Beneath this task are records; tally the lines in them that contain "Modify" and report only the number.

**Listed entries**
....

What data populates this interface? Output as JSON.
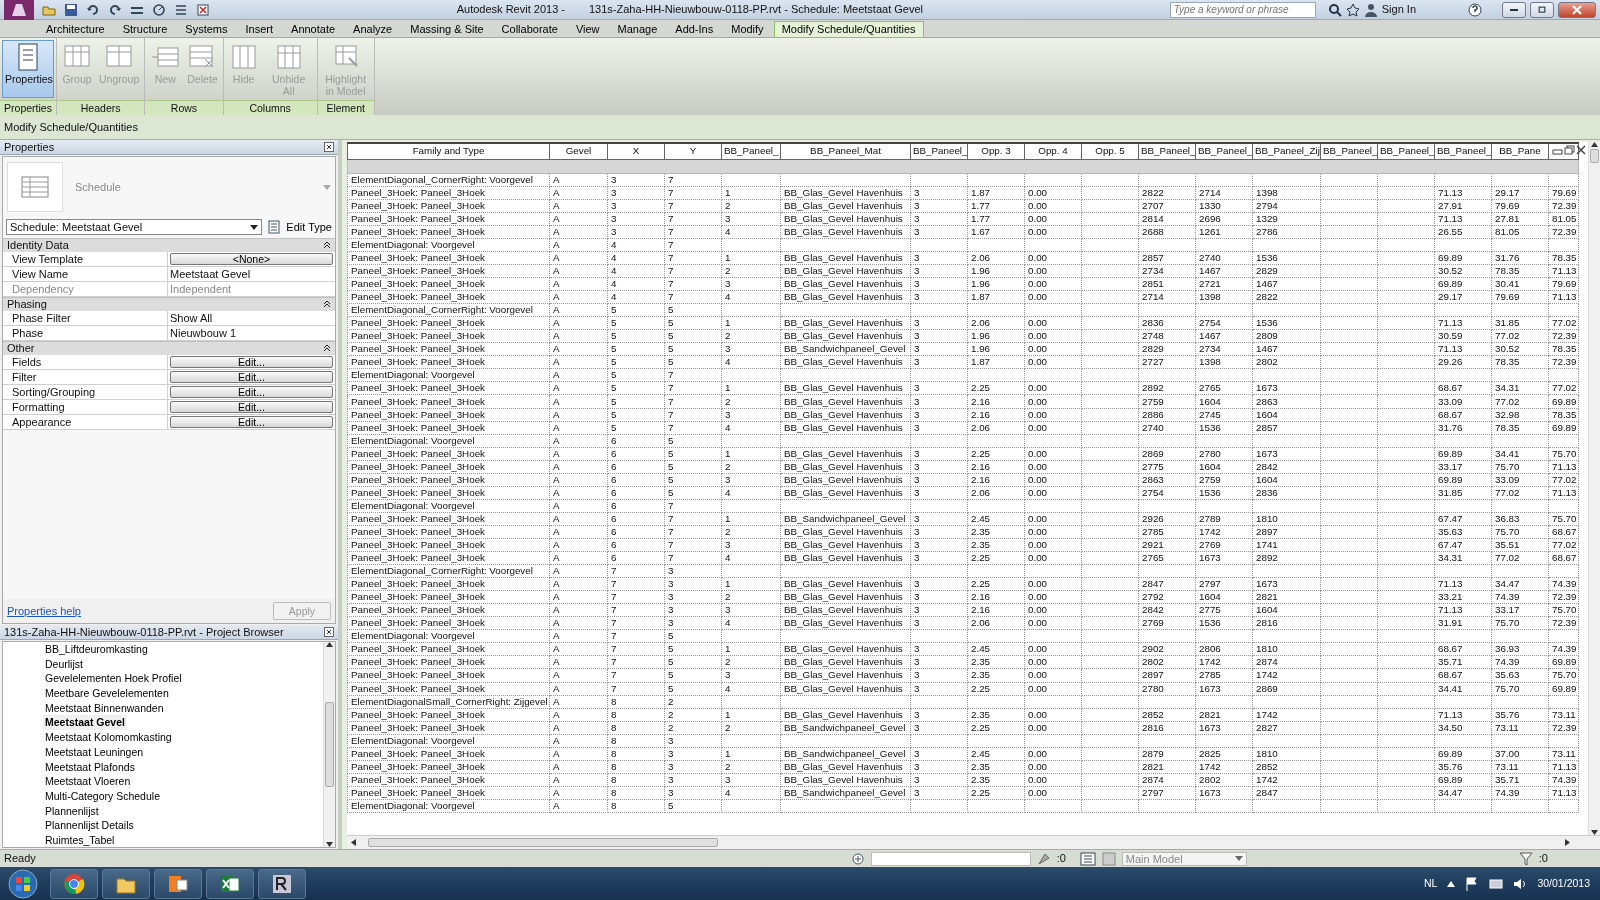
{
  "window": {
    "app_name": "Autodesk Revit 2013 -",
    "document": "131s-Zaha-HH-Nieuwbouw-0118-PP.rvt - Schedule: Meetstaat Gevel"
  },
  "search": {
    "placeholder": "Type a keyword or phrase"
  },
  "sign_in": "Sign In",
  "ribbon_tabs": [
    {
      "label": "Architecture",
      "selected": false
    },
    {
      "label": "Structure",
      "selected": false
    },
    {
      "label": "Systems",
      "selected": false
    },
    {
      "label": "Insert",
      "selected": false
    },
    {
      "label": "Annotate",
      "selected": false
    },
    {
      "label": "Analyze",
      "selected": false
    },
    {
      "label": "Massing & Site",
      "selected": false
    },
    {
      "label": "Collaborate",
      "selected": false
    },
    {
      "label": "View",
      "selected": false
    },
    {
      "label": "Manage",
      "selected": false
    },
    {
      "label": "Add-Ins",
      "selected": false
    },
    {
      "label": "Modify",
      "selected": false
    },
    {
      "label": "Modify Schedule/Quantities",
      "selected": true
    }
  ],
  "ribbon_panels": [
    {
      "title": "Properties",
      "buttons": [
        {
          "label": "Properties",
          "kind": "properties",
          "disabled": false,
          "on": true
        }
      ]
    },
    {
      "title": "Headers",
      "buttons": [
        {
          "label": "Group",
          "kind": "group",
          "disabled": true,
          "on": false
        },
        {
          "label": "Ungroup",
          "kind": "ungroup",
          "disabled": true,
          "on": false
        }
      ]
    },
    {
      "title": "Rows",
      "buttons": [
        {
          "label": "New",
          "kind": "new",
          "disabled": true,
          "on": false
        },
        {
          "label": "Delete",
          "kind": "delete",
          "disabled": true,
          "on": false
        }
      ]
    },
    {
      "title": "Columns",
      "buttons": [
        {
          "label": "Hide",
          "kind": "hide",
          "disabled": true,
          "on": false
        },
        {
          "label": "Unhide All",
          "kind": "unhide",
          "disabled": true,
          "on": false
        }
      ]
    },
    {
      "title": "Element",
      "buttons": [
        {
          "label": "Highlight in Model",
          "kind": "highlight",
          "disabled": true,
          "on": false
        }
      ]
    }
  ],
  "options_bar": "Modify Schedule/Quantities",
  "properties": {
    "title": "Properties",
    "type_name": "Schedule",
    "view_selector": "Schedule: Meetstaat Gevel",
    "edit_type": "Edit Type",
    "groups": [
      {
        "name": "Identity Data",
        "expanded": true,
        "rows": [
          {
            "label": "View Template",
            "value": "<None>",
            "kind": "button",
            "disabled": false
          },
          {
            "label": "View Name",
            "value": "Meetstaat Gevel",
            "kind": "text",
            "disabled": false
          },
          {
            "label": "Dependency",
            "value": "Independent",
            "kind": "text",
            "disabled": true
          }
        ]
      },
      {
        "name": "Phasing",
        "expanded": true,
        "rows": [
          {
            "label": "Phase Filter",
            "value": "Show All",
            "kind": "text",
            "disabled": false
          },
          {
            "label": "Phase",
            "value": "Nieuwbouw 1",
            "kind": "text",
            "disabled": false
          }
        ]
      },
      {
        "name": "Other",
        "expanded": true,
        "rows": [
          {
            "label": "Fields",
            "value": "Edit...",
            "kind": "button",
            "disabled": false
          },
          {
            "label": "Filter",
            "value": "Edit...",
            "kind": "button",
            "disabled": false
          },
          {
            "label": "Sorting/Grouping",
            "value": "Edit...",
            "kind": "button",
            "disabled": false
          },
          {
            "label": "Formatting",
            "value": "Edit...",
            "kind": "button",
            "disabled": false
          },
          {
            "label": "Appearance",
            "value": "Edit...",
            "kind": "button",
            "disabled": false
          }
        ]
      }
    ],
    "help_link": "Properties help",
    "apply": {
      "label": "Apply",
      "disabled": true
    }
  },
  "project_browser": {
    "title": "131s-Zaha-HH-Nieuwbouw-0118-PP.rvt - Project Browser",
    "items": [
      {
        "label": "BB_Liftdeuromkasting",
        "selected": false
      },
      {
        "label": "Deurlijst",
        "selected": false
      },
      {
        "label": "Gevelelementen Hoek Profiel",
        "selected": false
      },
      {
        "label": "Meetbare Gevelelementen",
        "selected": false
      },
      {
        "label": "Meetstaat Binnenwanden",
        "selected": false
      },
      {
        "label": "Meetstaat Gevel",
        "selected": true
      },
      {
        "label": "Meetstaat Kolomomkasting",
        "selected": false
      },
      {
        "label": "Meetstaat Leuningen",
        "selected": false
      },
      {
        "label": "Meetstaat Plafonds",
        "selected": false
      },
      {
        "label": "Meetstaat Vloeren",
        "selected": false
      },
      {
        "label": "Multi-Category Schedule",
        "selected": false
      },
      {
        "label": "Plannenlijst",
        "selected": false
      },
      {
        "label": "Plannenlijst Details",
        "selected": false
      },
      {
        "label": "Ruimtes_Tabel",
        "selected": false
      }
    ]
  },
  "schedule": {
    "columns": [
      "Family and Type",
      "Gevel",
      "X",
      "Y",
      "BB_Paneel_",
      "BB_Paneel_Mat",
      "BB_Paneel_",
      "Opp. 3",
      "Opp. 4",
      "Opp. 5",
      "BB_Paneel_",
      "BB_Paneel_",
      "BB_Paneel_Zij",
      "BB_Paneel_",
      "BB_Paneel_",
      "BB_Paneel_",
      "BB_Pane",
      null
    ],
    "rows": [
      [
        "ElementDiagonal_CornerRight: Voorgevel",
        "A",
        "3",
        "7",
        null,
        null,
        null,
        null,
        null,
        null,
        null,
        null,
        null,
        null,
        null,
        null,
        null,
        null
      ],
      [
        "Paneel_3Hoek: Paneel_3Hoek",
        "A",
        "3",
        "7",
        "1",
        "BB_Glas_Gevel Havenhuis",
        "3",
        "1.87",
        "0.00",
        null,
        "2822",
        "2714",
        "1398",
        null,
        null,
        "71.13",
        "29.17",
        "79.69"
      ],
      [
        "Paneel_3Hoek: Paneel_3Hoek",
        "A",
        "3",
        "7",
        "2",
        "BB_Glas_Gevel Havenhuis",
        "3",
        "1.77",
        "0.00",
        null,
        "2707",
        "1330",
        "2794",
        null,
        null,
        "27.91",
        "79.69",
        "72.39"
      ],
      [
        "Paneel_3Hoek: Paneel_3Hoek",
        "A",
        "3",
        "7",
        "3",
        "BB_Glas_Gevel Havenhuis",
        "3",
        "1.77",
        "0.00",
        null,
        "2814",
        "2696",
        "1329",
        null,
        null,
        "71.13",
        "27.81",
        "81.05"
      ],
      [
        "Paneel_3Hoek: Paneel_3Hoek",
        "A",
        "3",
        "7",
        "4",
        "BB_Glas_Gevel Havenhuis",
        "3",
        "1.67",
        "0.00",
        null,
        "2688",
        "1261",
        "2786",
        null,
        null,
        "26.55",
        "81.05",
        "72.39"
      ],
      [
        "ElementDiagonal: Voorgevel",
        "A",
        "4",
        "7",
        null,
        null,
        null,
        null,
        null,
        null,
        null,
        null,
        null,
        null,
        null,
        null,
        null,
        null
      ],
      [
        "Paneel_3Hoek: Paneel_3Hoek",
        "A",
        "4",
        "7",
        "1",
        "BB_Glas_Gevel Havenhuis",
        "3",
        "2.06",
        "0.00",
        null,
        "2857",
        "2740",
        "1536",
        null,
        null,
        "69.89",
        "31.76",
        "78.35"
      ],
      [
        "Paneel_3Hoek: Paneel_3Hoek",
        "A",
        "4",
        "7",
        "2",
        "BB_Glas_Gevel Havenhuis",
        "3",
        "1.96",
        "0.00",
        null,
        "2734",
        "1467",
        "2829",
        null,
        null,
        "30.52",
        "78.35",
        "71.13"
      ],
      [
        "Paneel_3Hoek: Paneel_3Hoek",
        "A",
        "4",
        "7",
        "3",
        "BB_Glas_Gevel Havenhuis",
        "3",
        "1.96",
        "0.00",
        null,
        "2851",
        "2721",
        "1467",
        null,
        null,
        "69.89",
        "30.41",
        "79.69"
      ],
      [
        "Paneel_3Hoek: Paneel_3Hoek",
        "A",
        "4",
        "7",
        "4",
        "BB_Glas_Gevel Havenhuis",
        "3",
        "1.87",
        "0.00",
        null,
        "2714",
        "1398",
        "2822",
        null,
        null,
        "29.17",
        "79.69",
        "71.13"
      ],
      [
        "ElementDiagonal_CornerRight: Voorgevel",
        "A",
        "5",
        "5",
        null,
        null,
        null,
        null,
        null,
        null,
        null,
        null,
        null,
        null,
        null,
        null,
        null,
        null
      ],
      [
        "Paneel_3Hoek: Paneel_3Hoek",
        "A",
        "5",
        "5",
        "1",
        "BB_Glas_Gevel Havenhuis",
        "3",
        "2.06",
        "0.00",
        null,
        "2836",
        "2754",
        "1536",
        null,
        null,
        "71.13",
        "31.85",
        "77.02"
      ],
      [
        "Paneel_3Hoek: Paneel_3Hoek",
        "A",
        "5",
        "5",
        "2",
        "BB_Glas_Gevel Havenhuis",
        "3",
        "1.96",
        "0.00",
        null,
        "2748",
        "1467",
        "2809",
        null,
        null,
        "30.59",
        "77.02",
        "72.39"
      ],
      [
        "Paneel_3Hoek: Paneel_3Hoek",
        "A",
        "5",
        "5",
        "3",
        "BB_Sandwichpaneel_Gevel",
        "3",
        "1.96",
        "0.00",
        null,
        "2829",
        "2734",
        "1467",
        null,
        null,
        "71.13",
        "30.52",
        "78.35"
      ],
      [
        "Paneel_3Hoek: Paneel_3Hoek",
        "A",
        "5",
        "5",
        "4",
        "BB_Glas_Gevel Havenhuis",
        "3",
        "1.87",
        "0.00",
        null,
        "2727",
        "1398",
        "2802",
        null,
        null,
        "29.26",
        "78.35",
        "72.39"
      ],
      [
        "ElementDiagonal: Voorgevel",
        "A",
        "5",
        "7",
        null,
        null,
        null,
        null,
        null,
        null,
        null,
        null,
        null,
        null,
        null,
        null,
        null,
        null
      ],
      [
        "Paneel_3Hoek: Paneel_3Hoek",
        "A",
        "5",
        "7",
        "1",
        "BB_Glas_Gevel Havenhuis",
        "3",
        "2.25",
        "0.00",
        null,
        "2892",
        "2765",
        "1673",
        null,
        null,
        "68.67",
        "34.31",
        "77.02"
      ],
      [
        "Paneel_3Hoek: Paneel_3Hoek",
        "A",
        "5",
        "7",
        "2",
        "BB_Glas_Gevel Havenhuis",
        "3",
        "2.16",
        "0.00",
        null,
        "2759",
        "1604",
        "2863",
        null,
        null,
        "33.09",
        "77.02",
        "69.89"
      ],
      [
        "Paneel_3Hoek: Paneel_3Hoek",
        "A",
        "5",
        "7",
        "3",
        "BB_Glas_Gevel Havenhuis",
        "3",
        "2.16",
        "0.00",
        null,
        "2886",
        "2745",
        "1604",
        null,
        null,
        "68.67",
        "32.98",
        "78.35"
      ],
      [
        "Paneel_3Hoek: Paneel_3Hoek",
        "A",
        "5",
        "7",
        "4",
        "BB_Glas_Gevel Havenhuis",
        "3",
        "2.06",
        "0.00",
        null,
        "2740",
        "1536",
        "2857",
        null,
        null,
        "31.76",
        "78.35",
        "69.89"
      ],
      [
        "ElementDiagonal: Voorgevel",
        "A",
        "6",
        "5",
        null,
        null,
        null,
        null,
        null,
        null,
        null,
        null,
        null,
        null,
        null,
        null,
        null,
        null
      ],
      [
        "Paneel_3Hoek: Paneel_3Hoek",
        "A",
        "6",
        "5",
        "1",
        "BB_Glas_Gevel Havenhuis",
        "3",
        "2.25",
        "0.00",
        null,
        "2869",
        "2780",
        "1673",
        null,
        null,
        "69.89",
        "34.41",
        "75.70"
      ],
      [
        "Paneel_3Hoek: Paneel_3Hoek",
        "A",
        "6",
        "5",
        "2",
        "BB_Glas_Gevel Havenhuis",
        "3",
        "2.16",
        "0.00",
        null,
        "2775",
        "1604",
        "2842",
        null,
        null,
        "33.17",
        "75.70",
        "71.13"
      ],
      [
        "Paneel_3Hoek: Paneel_3Hoek",
        "A",
        "6",
        "5",
        "3",
        "BB_Glas_Gevel Havenhuis",
        "3",
        "2.16",
        "0.00",
        null,
        "2863",
        "2759",
        "1604",
        null,
        null,
        "69.89",
        "33.09",
        "77.02"
      ],
      [
        "Paneel_3Hoek: Paneel_3Hoek",
        "A",
        "6",
        "5",
        "4",
        "BB_Glas_Gevel Havenhuis",
        "3",
        "2.06",
        "0.00",
        null,
        "2754",
        "1536",
        "2836",
        null,
        null,
        "31.85",
        "77.02",
        "71.13"
      ],
      [
        "ElementDiagonal: Voorgevel",
        "A",
        "6",
        "7",
        null,
        null,
        null,
        null,
        null,
        null,
        null,
        null,
        null,
        null,
        null,
        null,
        null,
        null
      ],
      [
        "Paneel_3Hoek: Paneel_3Hoek",
        "A",
        "6",
        "7",
        "1",
        "BB_Sandwichpaneel_Gevel",
        "3",
        "2.45",
        "0.00",
        null,
        "2926",
        "2789",
        "1810",
        null,
        null,
        "67.47",
        "36.83",
        "75.70"
      ],
      [
        "Paneel_3Hoek: Paneel_3Hoek",
        "A",
        "6",
        "7",
        "2",
        "BB_Glas_Gevel Havenhuis",
        "3",
        "2.35",
        "0.00",
        null,
        "2785",
        "1742",
        "2897",
        null,
        null,
        "35.63",
        "75.70",
        "68.67"
      ],
      [
        "Paneel_3Hoek: Paneel_3Hoek",
        "A",
        "6",
        "7",
        "3",
        "BB_Glas_Gevel Havenhuis",
        "3",
        "2.35",
        "0.00",
        null,
        "2921",
        "2769",
        "1741",
        null,
        null,
        "67.47",
        "35.51",
        "77.02"
      ],
      [
        "Paneel_3Hoek: Paneel_3Hoek",
        "A",
        "6",
        "7",
        "4",
        "BB_Glas_Gevel Havenhuis",
        "3",
        "2.25",
        "0.00",
        null,
        "2765",
        "1673",
        "2892",
        null,
        null,
        "34.31",
        "77.02",
        "68.67"
      ],
      [
        "ElementDiagonal_CornerRight: Voorgevel",
        "A",
        "7",
        "3",
        null,
        null,
        null,
        null,
        null,
        null,
        null,
        null,
        null,
        null,
        null,
        null,
        null,
        null
      ],
      [
        "Paneel_3Hoek: Paneel_3Hoek",
        "A",
        "7",
        "3",
        "1",
        "BB_Glas_Gevel Havenhuis",
        "3",
        "2.25",
        "0.00",
        null,
        "2847",
        "2797",
        "1673",
        null,
        null,
        "71.13",
        "34.47",
        "74.39"
      ],
      [
        "Paneel_3Hoek: Paneel_3Hoek",
        "A",
        "7",
        "3",
        "2",
        "BB_Glas_Gevel Havenhuis",
        "3",
        "2.16",
        "0.00",
        null,
        "2792",
        "1604",
        "2821",
        null,
        null,
        "33.21",
        "74.39",
        "72.39"
      ],
      [
        "Paneel_3Hoek: Paneel_3Hoek",
        "A",
        "7",
        "3",
        "3",
        "BB_Glas_Gevel Havenhuis",
        "3",
        "2.16",
        "0.00",
        null,
        "2842",
        "2775",
        "1604",
        null,
        null,
        "71.13",
        "33.17",
        "75.70"
      ],
      [
        "Paneel_3Hoek: Paneel_3Hoek",
        "A",
        "7",
        "3",
        "4",
        "BB_Glas_Gevel Havenhuis",
        "3",
        "2.06",
        "0.00",
        null,
        "2769",
        "1536",
        "2816",
        null,
        null,
        "31.91",
        "75.70",
        "72.39"
      ],
      [
        "ElementDiagonal: Voorgevel",
        "A",
        "7",
        "5",
        null,
        null,
        null,
        null,
        null,
        null,
        null,
        null,
        null,
        null,
        null,
        null,
        null,
        null
      ],
      [
        "Paneel_3Hoek: Paneel_3Hoek",
        "A",
        "7",
        "5",
        "1",
        "BB_Glas_Gevel Havenhuis",
        "3",
        "2.45",
        "0.00",
        null,
        "2902",
        "2806",
        "1810",
        null,
        null,
        "68.67",
        "36.93",
        "74.39"
      ],
      [
        "Paneel_3Hoek: Paneel_3Hoek",
        "A",
        "7",
        "5",
        "2",
        "BB_Glas_Gevel Havenhuis",
        "3",
        "2.35",
        "0.00",
        null,
        "2802",
        "1742",
        "2874",
        null,
        null,
        "35.71",
        "74.39",
        "69.89"
      ],
      [
        "Paneel_3Hoek: Paneel_3Hoek",
        "A",
        "7",
        "5",
        "3",
        "BB_Glas_Gevel Havenhuis",
        "3",
        "2.35",
        "0.00",
        null,
        "2897",
        "2785",
        "1742",
        null,
        null,
        "68.67",
        "35.63",
        "75.70"
      ],
      [
        "Paneel_3Hoek: Paneel_3Hoek",
        "A",
        "7",
        "5",
        "4",
        "BB_Glas_Gevel Havenhuis",
        "3",
        "2.25",
        "0.00",
        null,
        "2780",
        "1673",
        "2869",
        null,
        null,
        "34.41",
        "75.70",
        "69.89"
      ],
      [
        "ElementDiagonalSmall_CornerRight: Zijgevel",
        "A",
        "8",
        "2",
        null,
        null,
        null,
        null,
        null,
        null,
        null,
        null,
        null,
        null,
        null,
        null,
        null,
        null
      ],
      [
        "Paneel_3Hoek: Paneel_3Hoek",
        "A",
        "8",
        "2",
        "1",
        "BB_Glas_Gevel Havenhuis",
        "3",
        "2.35",
        "0.00",
        null,
        "2852",
        "2821",
        "1742",
        null,
        null,
        "71.13",
        "35.76",
        "73.11"
      ],
      [
        "Paneel_3Hoek: Paneel_3Hoek",
        "A",
        "8",
        "2",
        "2",
        "BB_Sandwichpaneel_Gevel",
        "3",
        "2.25",
        "0.00",
        null,
        "2816",
        "1673",
        "2827",
        null,
        null,
        "34.50",
        "73.11",
        "72.39"
      ],
      [
        "ElementDiagonal: Voorgevel",
        "A",
        "8",
        "3",
        null,
        null,
        null,
        null,
        null,
        null,
        null,
        null,
        null,
        null,
        null,
        null,
        null,
        null
      ],
      [
        "Paneel_3Hoek: Paneel_3Hoek",
        "A",
        "8",
        "3",
        "1",
        "BB_Sandwichpaneel_Gevel",
        "3",
        "2.45",
        "0.00",
        null,
        "2879",
        "2825",
        "1810",
        null,
        null,
        "69.89",
        "37.00",
        "73.11"
      ],
      [
        "Paneel_3Hoek: Paneel_3Hoek",
        "A",
        "8",
        "3",
        "2",
        "BB_Glas_Gevel Havenhuis",
        "3",
        "2.35",
        "0.00",
        null,
        "2821",
        "1742",
        "2852",
        null,
        null,
        "35.76",
        "73.11",
        "71.13"
      ],
      [
        "Paneel_3Hoek: Paneel_3Hoek",
        "A",
        "8",
        "3",
        "3",
        "BB_Glas_Gevel Havenhuis",
        "3",
        "2.35",
        "0.00",
        null,
        "2874",
        "2802",
        "1742",
        null,
        null,
        "69.89",
        "35.71",
        "74.39"
      ],
      [
        "Paneel_3Hoek: Paneel_3Hoek",
        "A",
        "8",
        "3",
        "4",
        "BB_Sandwichpaneel_Gevel",
        "3",
        "2.25",
        "0.00",
        null,
        "2797",
        "1673",
        "2847",
        null,
        null,
        "34.47",
        "74.39",
        "71.13"
      ],
      [
        "ElementDiagonal: Voorgevel",
        "A",
        "8",
        "5",
        null,
        null,
        null,
        null,
        null,
        null,
        null,
        null,
        null,
        null,
        null,
        null,
        null,
        null
      ]
    ]
  },
  "status_bar": {
    "text": "Ready",
    "worksets_count": ":0",
    "model": "Main Model",
    "filter_count": ":0"
  },
  "taskbar": {
    "language": "NL",
    "date": "30/01/2013"
  }
}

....

**Reply to the task**
3